The last few days were quite rough. After crossing the 40° S, we encountered a heavy storm shaking us thoroughly. It gave us wind speeds of up to 140km/h, 12m high waves and rolling the ship from side to side by nearly 45°. Everything on the ship had to be fastened to not go flying about and walking became a real challenge – not even to mention in a straight line.
Luckily the storm weakened after two days bringing the relieve of a good night of sleep again. With the ships movement during the storm even that became impossible, rolling us around in our beds, feeling weightless in one moment and three times heavier than normally in the next.
While we are now passing the Falkland Islands and approaching the Magellan Straight, plenty of wildlife is popping up: albatrosses and other flocks of birds have been accompanying the ship since yesterday and some lucky people even saw whales!

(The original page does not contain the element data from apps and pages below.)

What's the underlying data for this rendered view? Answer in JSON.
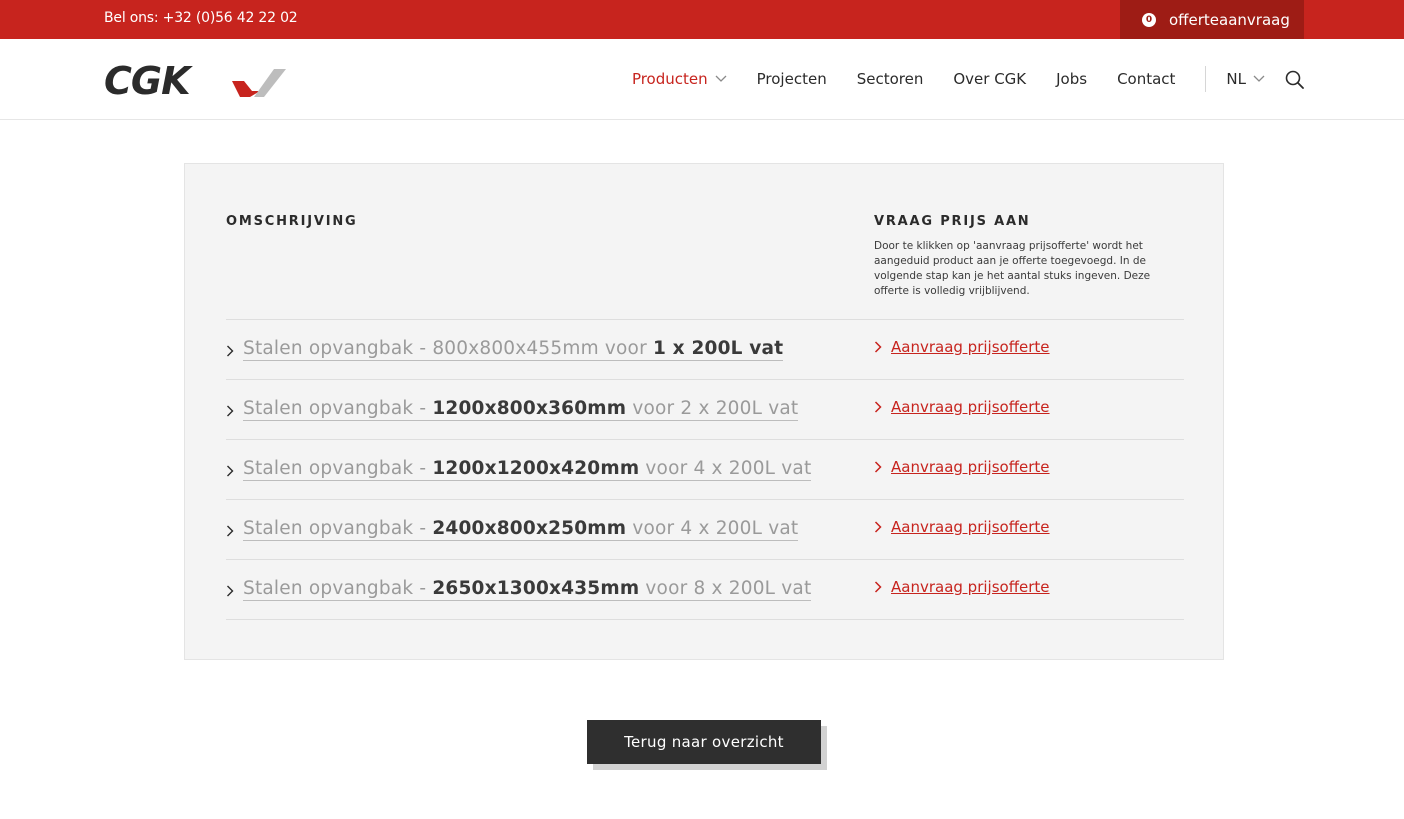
{
  "topbar": {
    "phone": "Bel ons: +32 (0)56 42 22 02",
    "quote_count": "0",
    "quote_label": "offerteaanvraag"
  },
  "header": {
    "logo_text": "CGK",
    "nav": [
      {
        "label": "Producten",
        "active": true,
        "dropdown": true
      },
      {
        "label": "Projecten"
      },
      {
        "label": "Sectoren"
      },
      {
        "label": "Over CGK"
      },
      {
        "label": "Jobs"
      },
      {
        "label": "Contact"
      }
    ],
    "language": "NL"
  },
  "panel": {
    "left_heading": "OMSCHRIJVING",
    "right_heading": "VRAAG PRIJS AAN",
    "right_description": "Door te klikken op 'aanvraag prijsofferte' wordt het aangeduid product aan je offerte toegevoegd. In de volgende stap kan je het aantal stuks ingeven. Deze offerte is volledig vrijblijvend.",
    "rows": [
      {
        "prefix": "Stalen opvangbak - ",
        "dims": "800x800x455mm",
        "dims_bold": false,
        "mid": " voor ",
        "capacity": "1 x 200L vat",
        "capacity_bold": true,
        "request": "Aanvraag prijsofferte"
      },
      {
        "prefix": "Stalen opvangbak - ",
        "dims": "1200x800x360mm",
        "dims_bold": true,
        "mid": " voor ",
        "capacity": "2 x 200L vat",
        "capacity_bold": false,
        "request": "Aanvraag prijsofferte"
      },
      {
        "prefix": "Stalen opvangbak - ",
        "dims": "1200x1200x420mm",
        "dims_bold": true,
        "mid": " voor ",
        "capacity": "4 x 200L vat",
        "capacity_bold": false,
        "request": "Aanvraag prijsofferte"
      },
      {
        "prefix": "Stalen opvangbak - ",
        "dims": "2400x800x250mm",
        "dims_bold": true,
        "mid": " voor ",
        "capacity": "4 x 200L vat",
        "capacity_bold": false,
        "request": "Aanvraag prijsofferte"
      },
      {
        "prefix": "Stalen opvangbak - ",
        "dims": "2650x1300x435mm",
        "dims_bold": true,
        "mid": " voor ",
        "capacity": "8 x 200L vat",
        "capacity_bold": false,
        "request": "Aanvraag prijsofferte"
      }
    ]
  },
  "back_button": "Terug naar overzicht",
  "colors": {
    "brand_red": "#c7241e",
    "dark_red": "#9e1c15",
    "dark_button": "#2f2f2f"
  }
}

Apart from watching wildlife, we are kept busy with writing cruise reports, backing-up data and preparing the instruments for packing. Tomorrow we will reach Punta Arenas and are sad that the campaign is already over. It was great fun working together with the amazing crew of Maria S. Merian, with so many enthusiastic scientists from very different fields, taking measurements in the middle of the Atlantic Ocean and especially very closely experiencing the features that we observed.
This week Mario and myself traveled to Ny-Ålesund, Svalbard, to exchange our cloud radar MiRAC-A with the cloud radar JOYRAD94. Since MiRAC-A is needed for campaign preparations, it has to travel back to Germany. Swapping the instruments on the roof of the atmospheric observatory of AWIPEV (https://www.awipev.eu/) went very smoothly.
Thanks also to the AWIPEV and Kingsbay support! What a wonderful place to do measurements!
Last week, we left the ITCZ and are now heading straight toward Punta Arenas. The new free time, we, therefore, spend with first data analysis. During the third crossing of the ITCZ we for example experienced and measured a strong doldrum with no wind and very little water vapor content in an otherwise very moist environment.
Apart from the data analysis, we used the last few days for two new projects: we launched three more radiosondes during AEOLUS satellite overpasses to help validate its wind profiles and started a little test series with a KT19. The KT19 is a passive infrared “camera” measuring the sea surface skin temperature to estimate the sea emissivity.
After three weeks alone on the ocean, we saw the first ship on the horizon yesterday since we left the port in Mindelo! As we’re currently approaching the “roaring forties”, we have very rough weather ahead of us the next few days before we cross the “furious fifties” and finally reach the Magellan Strait, where we hopefully have some chances of seeing whales 😊.